Tom: Are food allergies on the rise? You mentioned sensitivities a few minutes ago, but are we becoming increasingly food sensitive? And if we are, what’s going on?
Nikki: I’m not sure that we’re becoming increasingly food sensitive. I think our awareness of food sensitivities, intolerances and allergies is growing. Only about 4 to 6 percent of the population has an actual food allergy. A larger number has intolerances and an even larger number has what we call a “food sensitivity.” So, this is something that an estimated 30 to 40 percent of the population is dealing with. It might be even coming from seemingly healthy foods like whole wheat toast or broccoli.
Tom: Is it often surprising to find out that a rash or some sort of physical response that you might have attributed to any number of other things turns out to be a response to food?
Nikki: Yes. I think it’s often very surprising to consumers and patients alike when they find out that something they thought was very healthy like a piece of salmon or an apple is actually causing a negative reaction in their body. Everyone’s bodies are different. So, it’s very difficult for us to give a blanket “these foods are healthy” statement when we don’t know exactly how that person’s body is reacting.
Tom: We’ve heard throughout our lives that “we are what we eat.” What’s that implying for human health and for the way the food industry should respond?
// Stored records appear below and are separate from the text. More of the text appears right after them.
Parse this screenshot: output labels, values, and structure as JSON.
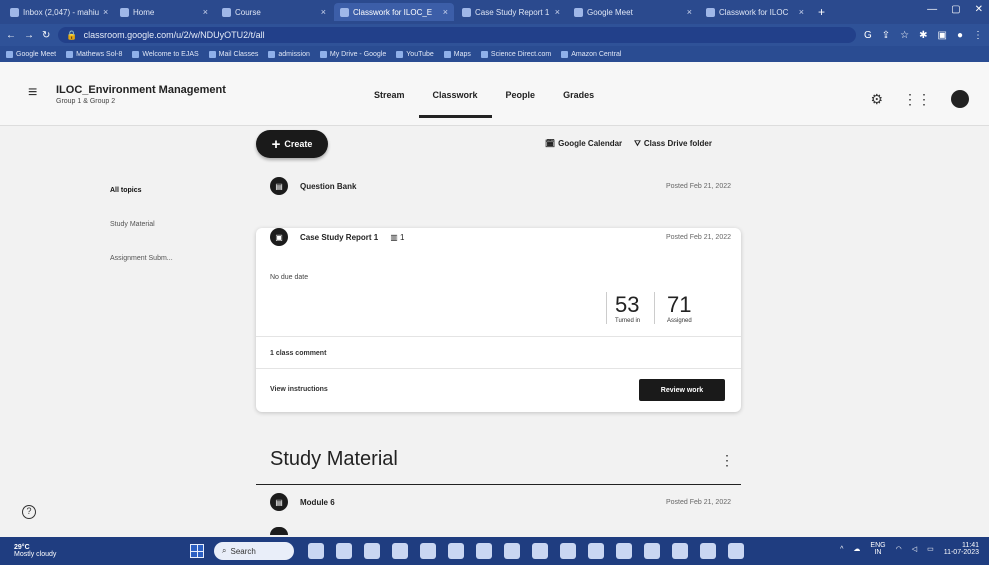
{
  "browser": {
    "tabs": [
      {
        "label": "Inbox (2,047) - mahiu",
        "active": false
      },
      {
        "label": "Home",
        "active": false
      },
      {
        "label": "Course",
        "active": false
      },
      {
        "label": "Classwork for ILOC_E",
        "active": true
      },
      {
        "label": "Case Study Report 1",
        "active": false
      },
      {
        "label": "Google Meet",
        "active": false
      },
      {
        "label": "Classwork for ILOC",
        "active": false
      }
    ],
    "url": "classroom.google.com/u/2/w/NDUyOTU2/t/all",
    "bookmarks": [
      "Google Meet",
      "Mathews Sol-8",
      "Welcome to EJAS",
      "Mail Classes",
      "admission",
      "My Drive - Google",
      "YouTube",
      "Maps",
      "Science Direct.com",
      "Amazon Central"
    ]
  },
  "header": {
    "class_title": "ILOC_Environment Management",
    "class_sub": "Group 1 & Group 2",
    "nav": [
      "Stream",
      "Classwork",
      "People",
      "Grades"
    ],
    "active_nav": "Classwork"
  },
  "toolbar": {
    "create_label": "Create",
    "calendar_label": "Google Calendar",
    "drive_label": "Class Drive folder"
  },
  "topics": {
    "all": "All topics",
    "items": [
      "Study Material",
      "Assignment Subm..."
    ]
  },
  "items": {
    "question_bank": {
      "title": "Question Bank",
      "posted": "Posted Feb 21, 2022"
    },
    "case_study": {
      "title": "Case Study Report 1",
      "posted": "Posted Feb 21, 2022"
    }
  },
  "card": {
    "due": "No due date",
    "turned_in_value": "53",
    "turned_in_label": "Turned in",
    "assigned_value": "71",
    "assigned_label": "Assigned",
    "comment": "1 class comment",
    "view": "View instructions",
    "review": "Review work"
  },
  "section": {
    "title": "Study Material",
    "module_title": "Module 6",
    "module_posted": "Posted Feb 21, 2022"
  },
  "taskbar": {
    "temp": "29°C",
    "weather": "Mostly cloudy",
    "search": "Search",
    "lang_top": "ENG",
    "lang_bottom": "IN",
    "time": "11:41",
    "date": "11-07-2023"
  }
}
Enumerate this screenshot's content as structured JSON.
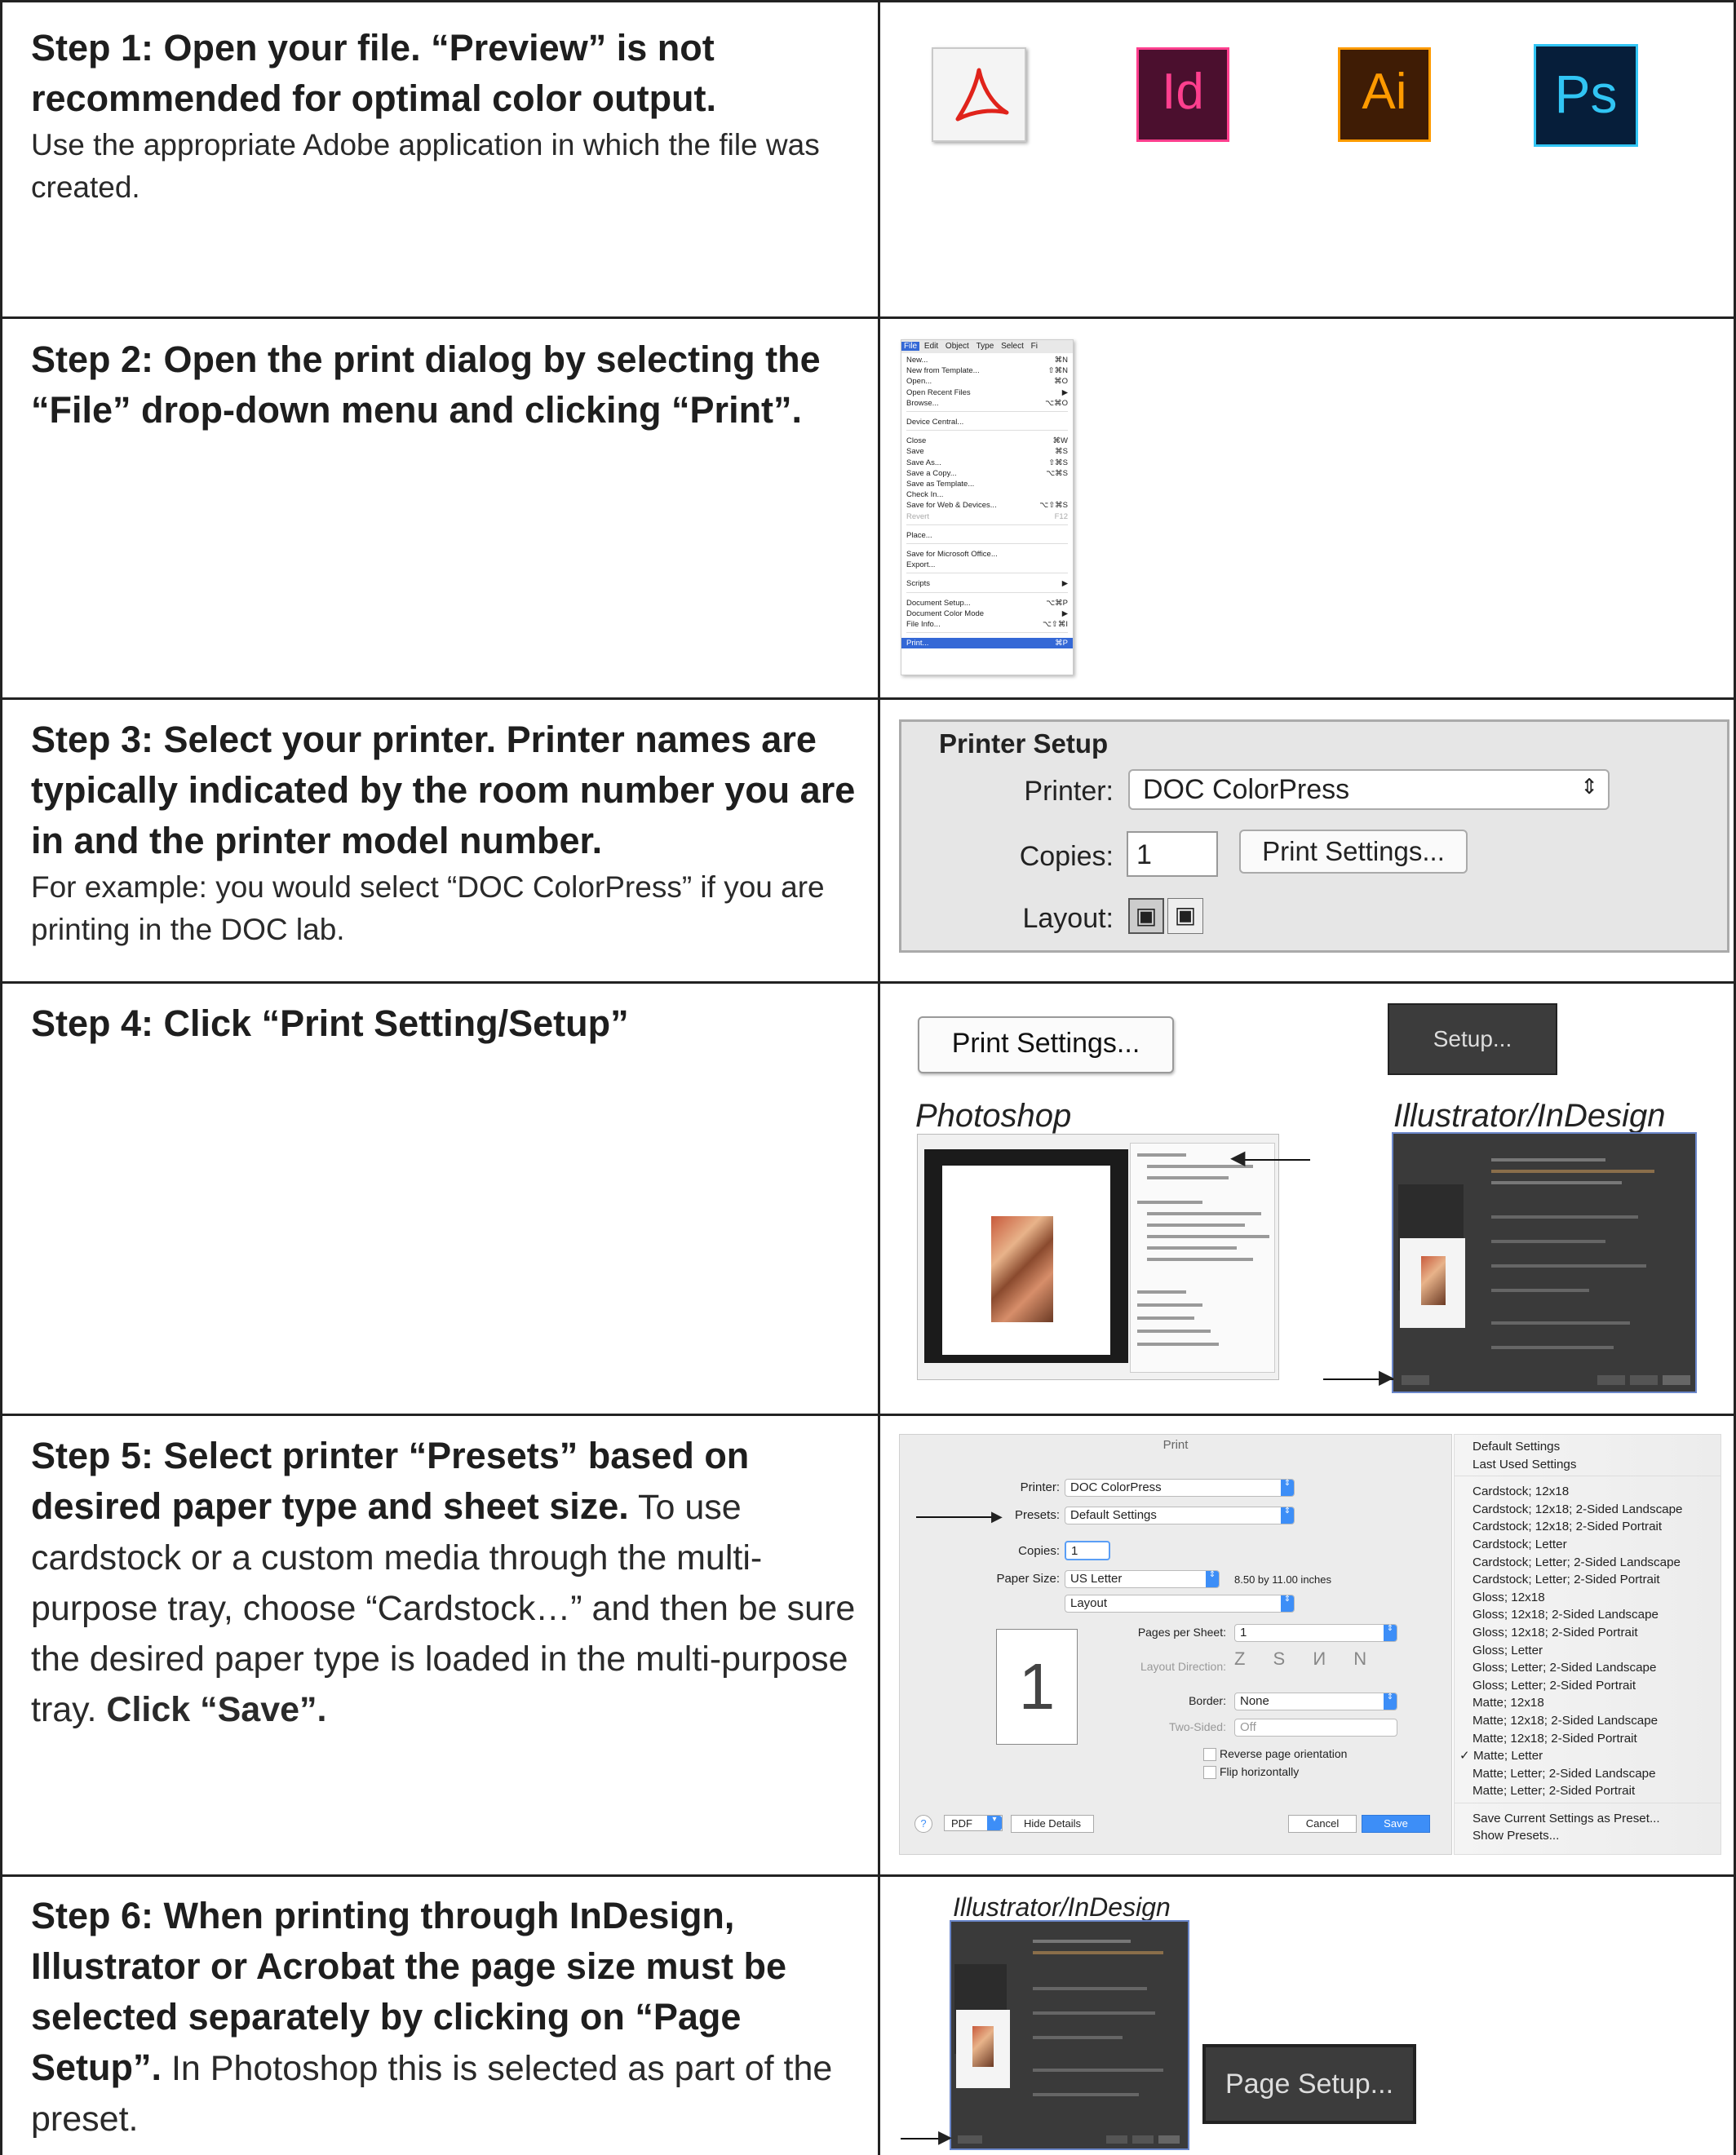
{
  "steps": [
    {
      "title": "Step 1: Open your file. “Preview” is not recommended for optimal color output.",
      "body": "Use the appropriate Adobe application in which the file was created."
    },
    {
      "title": "Step 2: Open the print dialog by selecting the “File” drop-down menu and clicking “Print”."
    },
    {
      "title": "Step 3: Select your printer. Printer names are typically indicated by the room number you are in and the printer model number.",
      "body": "For example: you would select “DOC ColorPress” if you are printing in the DOC lab."
    },
    {
      "title": "Step 4: Click “Print Setting/Setup”"
    },
    {
      "title": "Step 5: Select printer “Presets” based on desired paper type and sheet size.",
      "body_a": " To use cardstock or a custom media through the multi-purpose tray, choose “Cardstock…” and then be sure the desired paper type is loaded in the multi-purpose tray. ",
      "body_b": "Click “Save”."
    },
    {
      "title": "Step 6: When printing through InDesign, Illustrator or Acrobat the page size must be selected separately by clicking on “Page Setup”.",
      "body": " In Photoshop this is selected as part of the preset."
    }
  ],
  "apps": [
    {
      "name": "Acrobat",
      "label": "",
      "bg": "#f4f4f4",
      "fg": "#e0231b",
      "border": "#c9c9c9"
    },
    {
      "name": "InDesign",
      "label": "Id",
      "bg": "#4b0f2e",
      "fg": "#ff3f8e",
      "border": "#ff3f8e"
    },
    {
      "name": "Illustrator",
      "label": "Ai",
      "bg": "#3f1c05",
      "fg": "#ff9a00",
      "border": "#ff9a00"
    },
    {
      "name": "Photoshop",
      "label": "Ps",
      "bg": "#061e3a",
      "fg": "#31c5f4",
      "border": "#31c5f4"
    }
  ],
  "file_menu": {
    "menubar": [
      "File",
      "Edit",
      "Object",
      "Type",
      "Select",
      "Fi"
    ],
    "items": [
      {
        "label": "New...",
        "key": "⌘N"
      },
      {
        "label": "New from Template...",
        "key": "⇧⌘N"
      },
      {
        "label": "Open...",
        "key": "⌘O"
      },
      {
        "label": "Open Recent Files",
        "key": "▶"
      },
      {
        "label": "Browse...",
        "key": "⌥⌘O"
      },
      {
        "label": "",
        "key": ""
      },
      {
        "label": "Device Central...",
        "key": ""
      },
      {
        "label": "",
        "key": ""
      },
      {
        "label": "Close",
        "key": "⌘W"
      },
      {
        "label": "Save",
        "key": "⌘S"
      },
      {
        "label": "Save As...",
        "key": "⇧⌘S"
      },
      {
        "label": "Save a Copy...",
        "key": "⌥⌘S"
      },
      {
        "label": "Save as Template...",
        "key": ""
      },
      {
        "label": "Check In...",
        "key": ""
      },
      {
        "label": "Save for Web & Devices...",
        "key": "⌥⇧⌘S"
      },
      {
        "label": "Revert",
        "key": "F12"
      },
      {
        "label": "",
        "key": ""
      },
      {
        "label": "Place...",
        "key": ""
      },
      {
        "label": "",
        "key": ""
      },
      {
        "label": "Save for Microsoft Office...",
        "key": ""
      },
      {
        "label": "Export...",
        "key": ""
      },
      {
        "label": "",
        "key": ""
      },
      {
        "label": "Scripts",
        "key": "▶"
      },
      {
        "label": "",
        "key": ""
      },
      {
        "label": "Document Setup...",
        "key": "⌥⌘P"
      },
      {
        "label": "Document Color Mode",
        "key": "▶"
      },
      {
        "label": "File Info...",
        "key": "⌥⇧⌘I"
      },
      {
        "label": "",
        "key": ""
      },
      {
        "label": "Print...",
        "key": "⌘P"
      }
    ]
  },
  "printer_setup": {
    "heading": "Printer Setup",
    "printer_label": "Printer:",
    "printer_value": "DOC ColorPress",
    "copies_label": "Copies:",
    "copies_value": "1",
    "print_settings": "Print Settings...",
    "layout_label": "Layout:"
  },
  "step4": {
    "print_settings": "Print Settings...",
    "setup": "Setup...",
    "photoshop_caption": "Photoshop",
    "illustrator_caption": "Illustrator/InDesign"
  },
  "print_dialog": {
    "title": "Print",
    "printer_label": "Printer:",
    "printer_value": "DOC ColorPress",
    "presets_label": "Presets:",
    "presets_value": "Default Settings",
    "copies_label": "Copies:",
    "copies_value": "1",
    "paper_label": "Paper Size:",
    "paper_value": "US Letter",
    "paper_dims": "8.50 by 11.00 inches",
    "section": "Layout",
    "page_number": "1",
    "pps_label": "Pages per Sheet:",
    "pps_value": "1",
    "direction_label": "Layout Direction:",
    "border_label": "Border:",
    "border_value": "None",
    "twosided_label": "Two-Sided:",
    "twosided_value": "Off",
    "reverse": "Reverse page orientation",
    "flip": "Flip horizontally",
    "help": "?",
    "pdf": "PDF",
    "hide_details": "Hide Details",
    "cancel": "Cancel",
    "save": "Save"
  },
  "presets_menu": [
    "Default Settings",
    "Last Used Settings",
    "",
    "Cardstock; 12x18",
    "Cardstock; 12x18; 2-Sided Landscape",
    "Cardstock; 12x18; 2-Sided Portrait",
    "Cardstock; Letter",
    "Cardstock; Letter; 2-Sided Landscape",
    "Cardstock; Letter; 2-Sided Portrait",
    "Gloss; 12x18",
    "Gloss; 12x18; 2-Sided Landscape",
    "Gloss; 12x18; 2-Sided Portrait",
    "Gloss; Letter",
    "Gloss; Letter; 2-Sided Landscape",
    "Gloss; Letter; 2-Sided Portrait",
    "Matte; 12x18",
    "Matte; 12x18; 2-Sided Landscape",
    "Matte; 12x18; 2-Sided Portrait",
    "✓ Matte; Letter",
    "Matte; Letter; 2-Sided Landscape",
    "Matte; Letter; 2-Sided Portrait",
    "",
    "Save Current Settings as Preset...",
    "Show Presets..."
  ],
  "step6": {
    "caption": "Illustrator/InDesign",
    "page_setup": "Page Setup..."
  }
}
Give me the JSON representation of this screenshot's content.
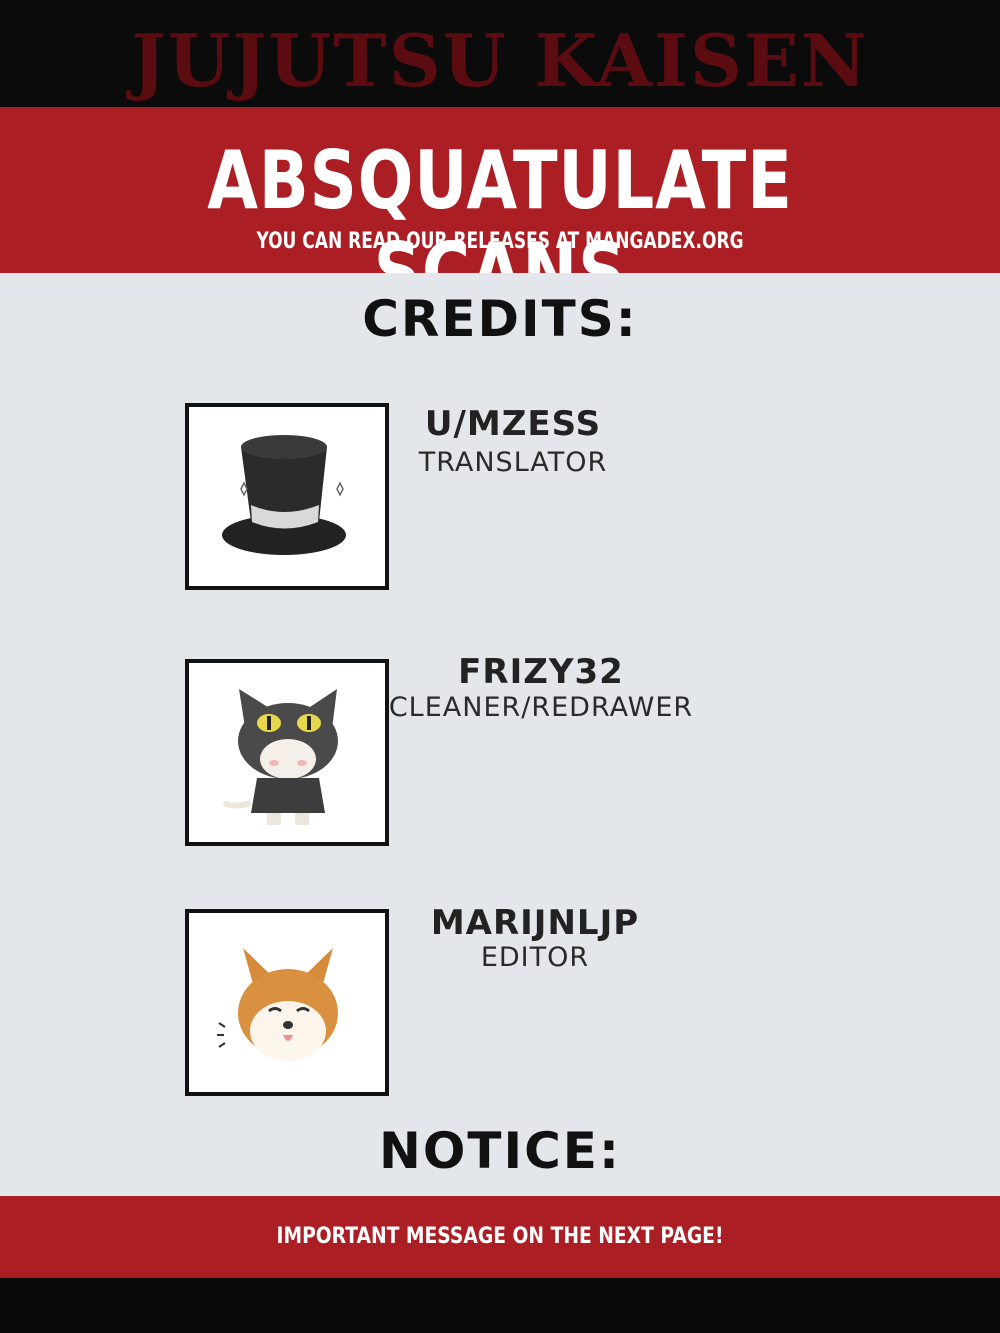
{
  "logo_text": "JUJUTSU KAISEN",
  "header": {
    "group_name": "ABSQUATULATE SCANS",
    "subtitle": "YOU CAN READ OUR RELEASES AT MANGADEX.ORG"
  },
  "credits": {
    "heading": "CREDITS:",
    "members": [
      {
        "name": "U/MZESS",
        "role": "TRANSLATOR",
        "avatar_icon": "top-hat-icon"
      },
      {
        "name": "FRIZY32",
        "role": "CLEANER/REDRAWER",
        "avatar_icon": "hooded-cat-icon"
      },
      {
        "name": "MARIJNLJP",
        "role": "EDITOR",
        "avatar_icon": "shiba-dog-icon"
      }
    ]
  },
  "notice": {
    "heading": "NOTICE:",
    "message": "IMPORTANT MESSAGE ON THE NEXT PAGE!"
  },
  "colors": {
    "brand_red": "#ab1f24",
    "panel_bg": "#e3e7eb",
    "dark": "#0b0b0b"
  }
}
Nikki: I think we’re going to see some big changes in human health. We’ve been hearing for years about eating for prevention of chronic disease and improving our health and well-being through food. I think we’re going to see this increase even more as we find out more about what foods are specifically good for each individual person. I think we might see some diets evolve into more specific programmed nutrition for each person rather than, like I mentioned before, these blanket healthy food diets.
Tom: Would it be a stretch to call food the new medicine?
Nikki: Absolutely not. I think food is definitely something we can use for preventative care. You know, Hippocrates said, “Let food be thy medicine.” That’s becoming truer day in and day out.
Tom: What are some autoimmune diseases that respond well to nutritional solutions?
Nikki: A couple of the autoimmune diseases that we’re finding more of, not necessarily because there are increased incidents, but because, again, our awareness of these diseases is increasing — celiac disease and irritable bowel syndrome are two autoimmune diseases or conditions that are greatly affected by nutrition.
Tom: When you think about it, how do free-from diets and attention to food sensitivities, in the end, affect the average consumer’s dinner table?
Nikki: I think we’re going to see more changes on the dinner table. We’re seeing more foods that have less processing. People are going back to freshness again. They’re looking for less packaged foods. Or, if they’re eating packaged foods, they’re eating them with the lowest number of ingredients they can find.
Tom: Nikki, what about your work do you like the most? What’s the most fun?
Nikki: The most fun I have with my job is meeting the farmers and producers. I’m an Iowa girl. I grew up in Iowa. I’m living in Texas now. I’ve always been interested in human nutrition, but I’ve had a soft spot in my heart for agriculture. The best part about my job at Alltech is I get to marry those two things together.
Tom: Nikki Putnam is a registered dietitian/nutritionist and a nutrition solution specialist at Alltech. Thank you for being with us.
Nikki: Thanks so much.
Nikki Putnam spoke at ONE: The Alltech Ideas Conference (ONE17). To hear more talks from the conference, sign up for the Alltech Idea Lab. For access, click on the button below.